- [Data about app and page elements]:
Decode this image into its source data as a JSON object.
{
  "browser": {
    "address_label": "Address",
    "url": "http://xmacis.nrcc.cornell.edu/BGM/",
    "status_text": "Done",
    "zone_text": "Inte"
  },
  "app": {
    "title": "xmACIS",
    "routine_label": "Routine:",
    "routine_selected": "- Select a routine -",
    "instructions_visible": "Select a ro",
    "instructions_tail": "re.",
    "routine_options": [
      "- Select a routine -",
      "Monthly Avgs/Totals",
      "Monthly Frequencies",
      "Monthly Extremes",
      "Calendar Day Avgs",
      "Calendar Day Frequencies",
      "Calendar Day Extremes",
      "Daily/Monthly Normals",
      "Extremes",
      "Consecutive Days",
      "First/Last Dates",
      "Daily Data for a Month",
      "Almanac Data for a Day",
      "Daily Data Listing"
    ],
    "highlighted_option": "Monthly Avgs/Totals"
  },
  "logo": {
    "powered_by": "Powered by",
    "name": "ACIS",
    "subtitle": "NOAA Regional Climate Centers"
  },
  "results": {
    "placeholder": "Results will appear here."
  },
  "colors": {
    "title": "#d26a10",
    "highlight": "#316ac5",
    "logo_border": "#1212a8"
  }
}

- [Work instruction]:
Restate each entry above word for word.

- [Exercise response]:
Decode this image into its source data as a JSON object.
{
  "browser": {
    "address_label": "Address",
    "url": "http://xmacis.nrcc.cornell.edu/BGM/",
    "status_text": "Done",
    "zone_text": "Inte"
  },
  "app": {
    "title": "xmACIS",
    "routine_label": "Routine:",
    "routine_selected": "- Select a routine -",
    "instructions_visible": "Select a ro",
    "instructions_tail": "re.",
    "routine_options": [
      "- Select a routine -",
      "Monthly Avgs/Totals",
      "Monthly Frequencies",
      "Monthly Extremes",
      "Calendar Day Avgs",
      "Calendar Day Frequencies",
      "Calendar Day Extremes",
      "Daily/Monthly Normals",
      "Extremes",
      "Consecutive Days",
      "First/Last Dates",
      "Daily Data for a Month",
      "Almanac Data for a Day",
      "Daily Data Listing"
    ],
    "highlighted_option": "Monthly Avgs/Totals"
  },
  "logo": {
    "powered_by": "Powered by",
    "name": "ACIS",
    "subtitle": "NOAA Regional Climate Centers"
  },
  "results": {
    "placeholder": "Results will appear here."
  },
  "colors": {
    "title": "#d26a10",
    "highlight": "#316ac5",
    "logo_border": "#1212a8"
  }
}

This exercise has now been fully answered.